Siblings of the deceased are taxed at 35 percent for amounts up to EUR 24,430 and 45 percent for more, after a French tax refund of EUR 15,932. Others will be taxed at 55 or 60 percent depending on their relationship.
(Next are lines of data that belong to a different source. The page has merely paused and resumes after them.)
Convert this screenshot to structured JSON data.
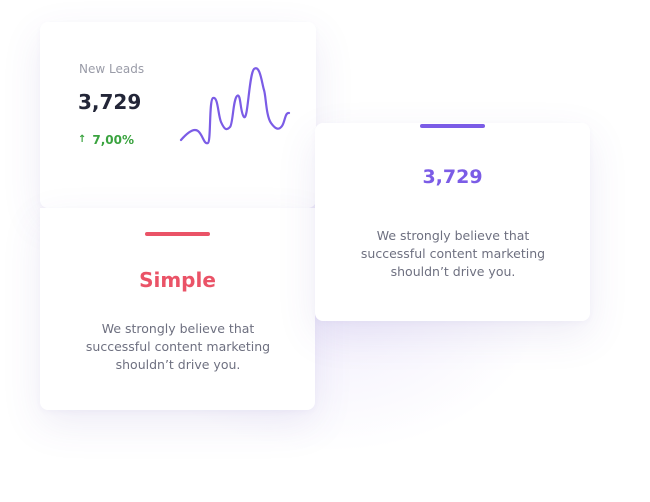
{
  "colors": {
    "accent_purple": "#7B5CE6",
    "accent_red": "#EA5367",
    "positive_green": "#3AA33F",
    "heading_dark": "#232638",
    "text_gray": "#6E7080",
    "label_gray": "#9A9CA8"
  },
  "leads_card": {
    "label": "New Leads",
    "value": "3,729",
    "change": "7,00%",
    "change_icon": "arrow-up-icon"
  },
  "simple_card": {
    "title": "Simple",
    "description": "We strongly believe that successful content marketing shouldn’t drive you."
  },
  "stat_card": {
    "title": "3,729",
    "description": "We strongly believe that successful content marketing shouldn’t drive you."
  }
}
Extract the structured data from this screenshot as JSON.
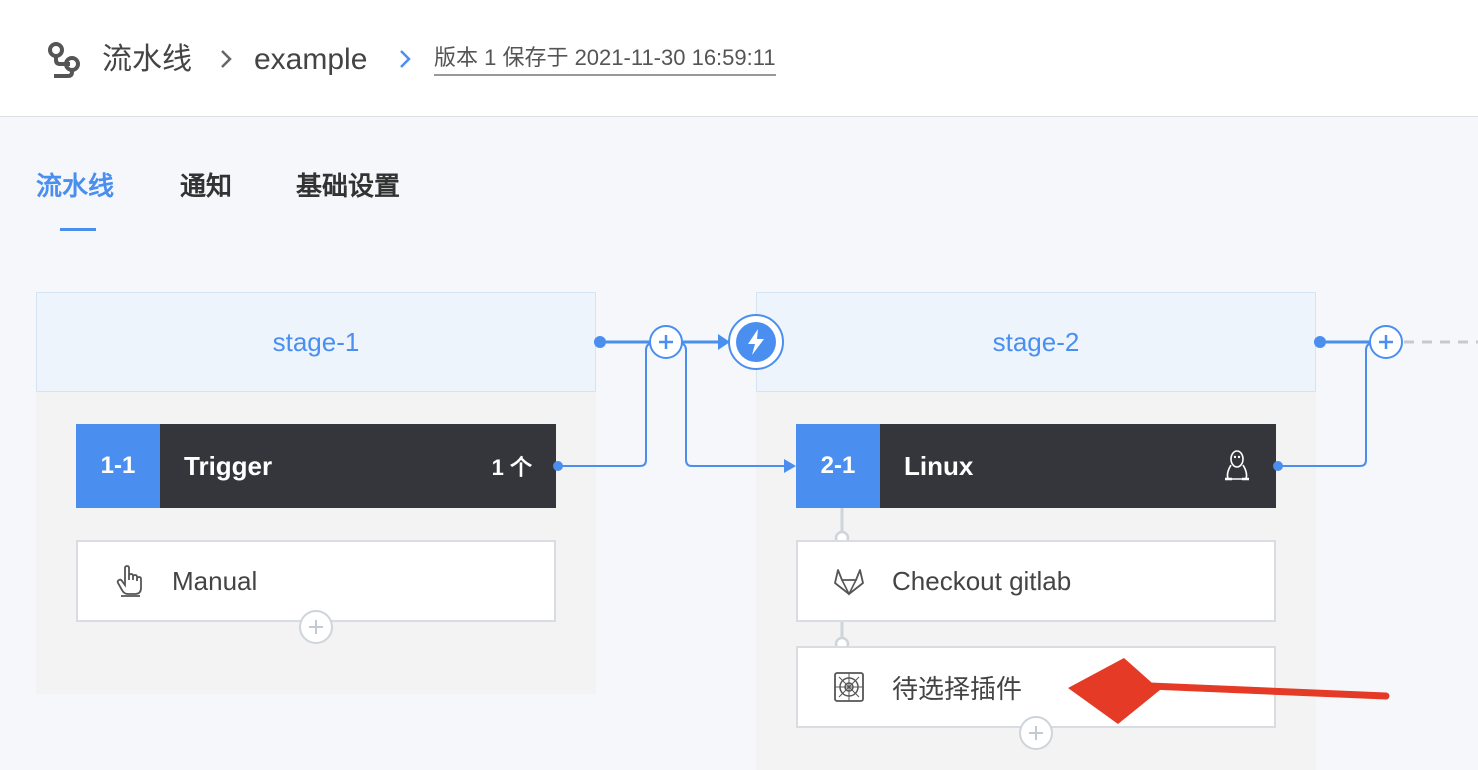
{
  "header": {
    "pipeline_label": "流水线",
    "pipeline_name": "example",
    "version_info": "版本 1 保存于 2021-11-30 16:59:11"
  },
  "tabs": [
    {
      "label": "流水线",
      "active": true
    },
    {
      "label": "通知",
      "active": false
    },
    {
      "label": "基础设置",
      "active": false
    }
  ],
  "stages": [
    {
      "name": "stage-1",
      "job": {
        "id": "1-1",
        "name": "Trigger",
        "extra": "1 个"
      },
      "plugins": [
        {
          "label": "Manual",
          "icon": "hand-pointer-icon"
        }
      ]
    },
    {
      "name": "stage-2",
      "job": {
        "id": "2-1",
        "name": "Linux",
        "extra_icon": "linux-icon"
      },
      "plugins": [
        {
          "label": "Checkout gitlab",
          "icon": "gitlab-icon"
        },
        {
          "label": "待选择插件",
          "icon": "plugin-placeholder-icon"
        }
      ]
    }
  ],
  "colors": {
    "accent": "#4a8ff0",
    "job_dark": "#35363c",
    "arrow_red": "#e43a26"
  }
}
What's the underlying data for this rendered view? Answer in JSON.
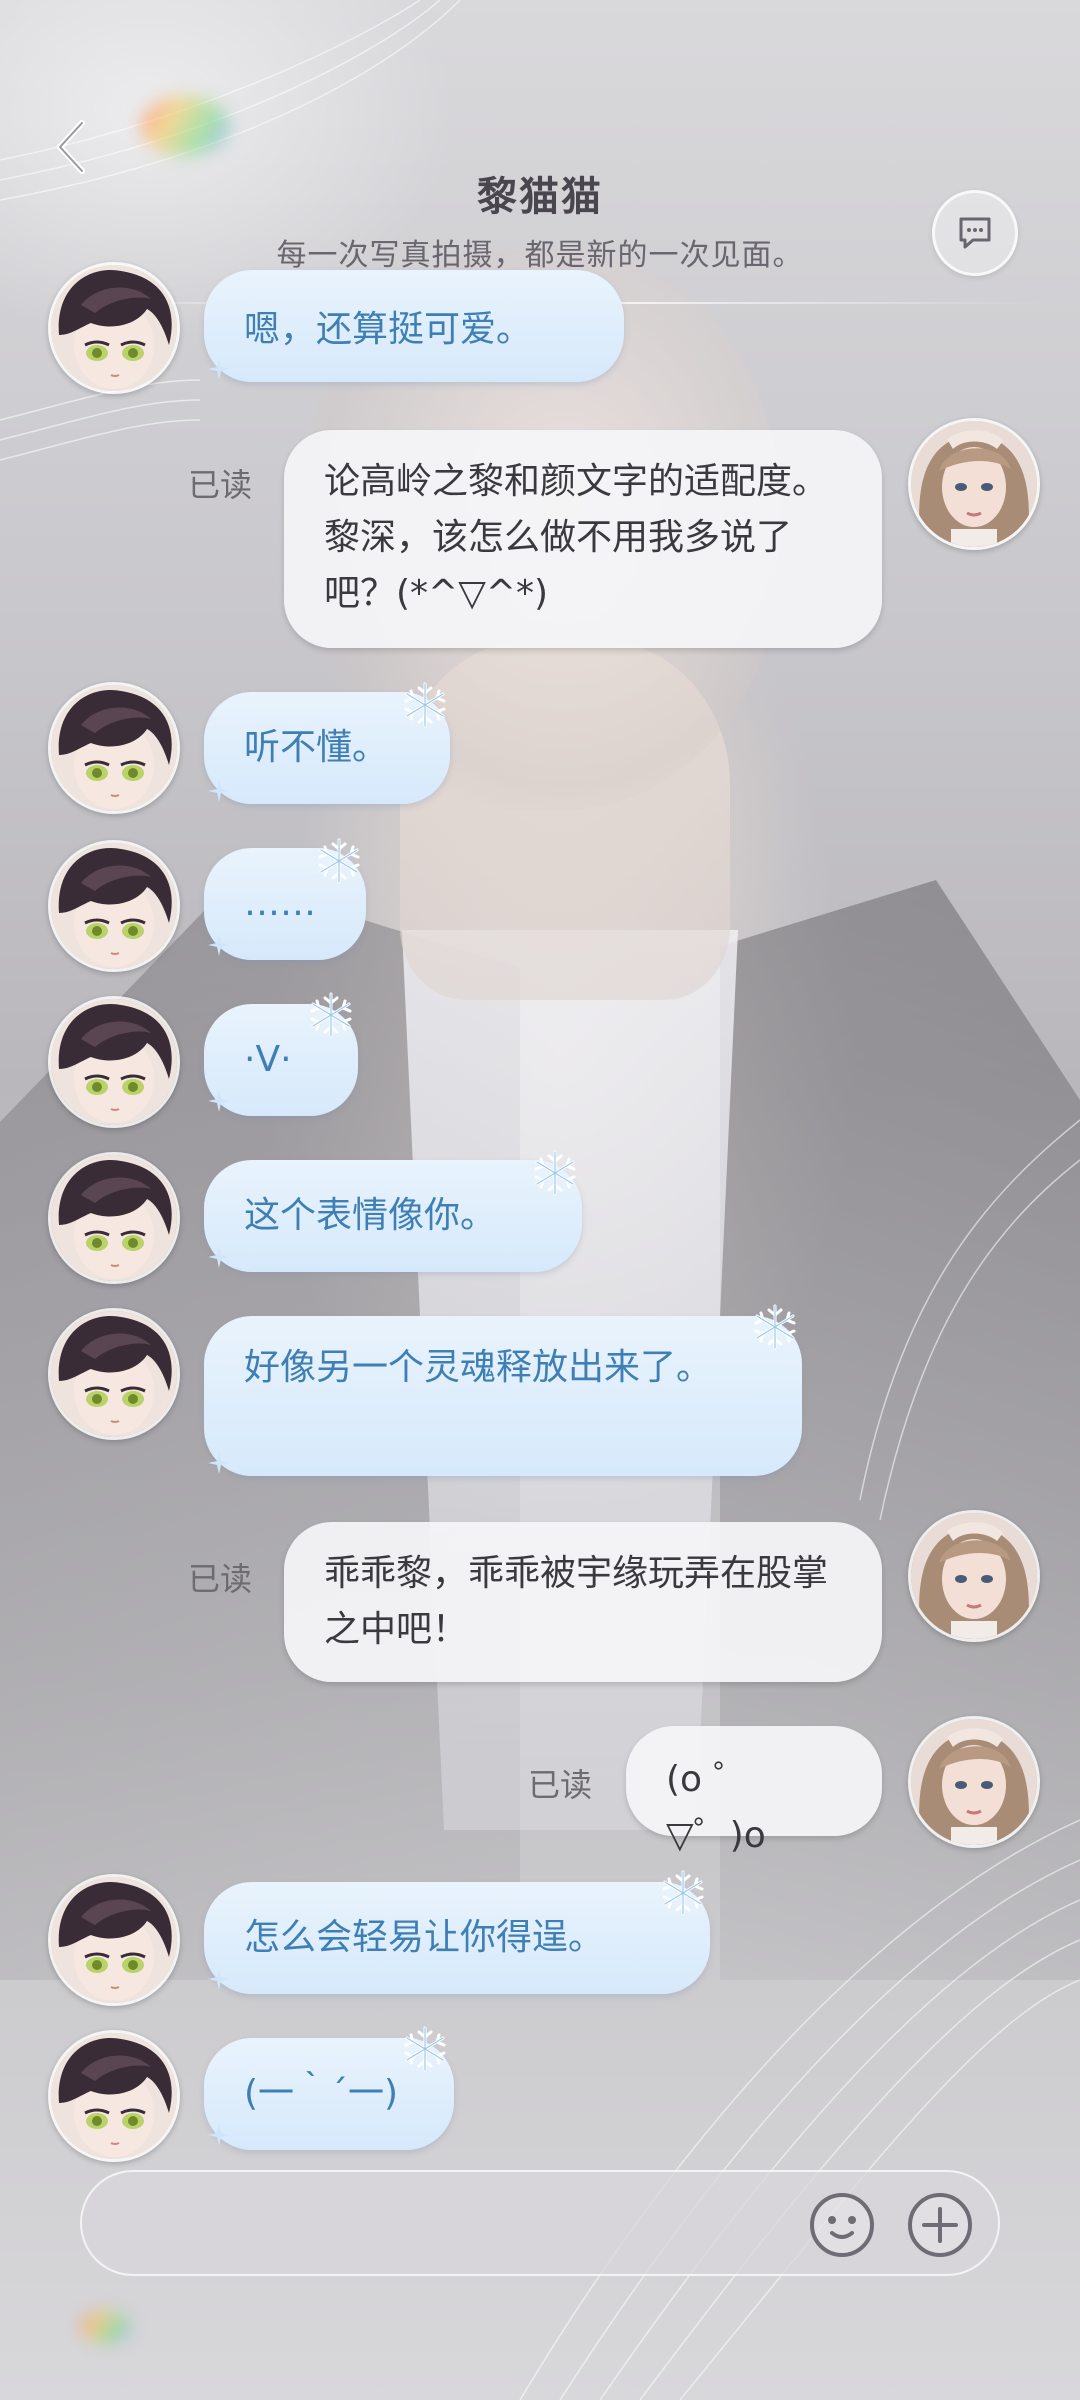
{
  "header": {
    "title": "黎猫猫",
    "subtitle": "每一次写真拍摄，都是新的一次见面。"
  },
  "messages": [
    {
      "side": "in",
      "text": "嗯，还算挺可爱。"
    },
    {
      "side": "out",
      "text": "论高岭之黎和颜文字的适配度。黎深，该怎么做不用我多说了吧？(*^▽^*)",
      "status": "已读"
    },
    {
      "side": "in",
      "text": "听不懂。"
    },
    {
      "side": "in",
      "text": "……"
    },
    {
      "side": "in",
      "text": "·V·"
    },
    {
      "side": "in",
      "text": "这个表情像你。"
    },
    {
      "side": "in",
      "text": "好像另一个灵魂释放出来了。"
    },
    {
      "side": "out",
      "text": "乖乖黎，乖乖被宇缘玩弄在股掌之中吧！",
      "status": "已读"
    },
    {
      "side": "out",
      "text": "(o ゜▽゜)o",
      "status": "已读"
    },
    {
      "side": "in",
      "text": "怎么会轻易让你得逞。"
    },
    {
      "side": "in",
      "text": "(一｀´一)"
    }
  ],
  "input": {
    "value": "",
    "placeholder": ""
  },
  "icons": {
    "back": "back-icon",
    "moments": "chat-bubble-icon",
    "emoji": "emoji-icon",
    "more": "plus-icon"
  },
  "colors": {
    "incoming_text": "#3e7fb5",
    "incoming_bubble": "#d6e9fb",
    "outgoing_bubble": "#f4f4f6",
    "title": "#4a4650"
  }
}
More information can be found in our guide to French inheritance tax.
VAT in France
Taxe sur la valeur ajoutée or TVA, or VAT in France, is a tax on certain goods and services, which is included in the sale price:
- The standard VAT rate in France is 20 percent
- there are reduced French VAT rates for certain pharmaceuticals, public transport, hotels and restaurants and tickets to sporting/cultural events (10 percent); food and books (5.5 percent); and newspapers (2.1 percent).
Corporate tax in France
When you are running your own company in France, you may be taxed under the personal income tax system (Impôts sur le Revenu, IR) or French corporate tax system (Impôts sur les Societiés, IS). If you are operating as a sole trader or freelance worker under the new micro-entreprise regime, you will pay tax and social charges based on turnover (income from your business) under the micro-fiscal simplifié system.
This is a basic guide to taxes in France and expert advice should always be consulted for your individual tax situation.
Social security taxes in France
Social security contributions (charges sociales or cotisations sociales) are collected by the state to fund France’s welfare system: French healthcare and sickness cover, family benefits, pension, unemployment benefit and workplace accident cover.
The charges are split between the employer and the employee, with employers paying around 40–45 percent and most employees paying around 20–25 percent of gross earnings. The employer deducts the money from the salary every month. The self-employed pay around 40 percent of their earnings in social charges once their businesses are up and running.
Read more in our guide to French social security.
French tax authority
- Service-Public is the website of the French civil service and has detailed information on all aspects of personal and business taxation and social charges.
- www.impots.gouv.fr is the website of the French Ministry of Economy and Finance, the body that collects income tax.
Click to the top of our guide to taxes in France.
Need advice? Post your question on Expatica's free Ask the Expert service to see if we can help.
Comment here on the article, or if you have a suggestion to improve this article, please click here.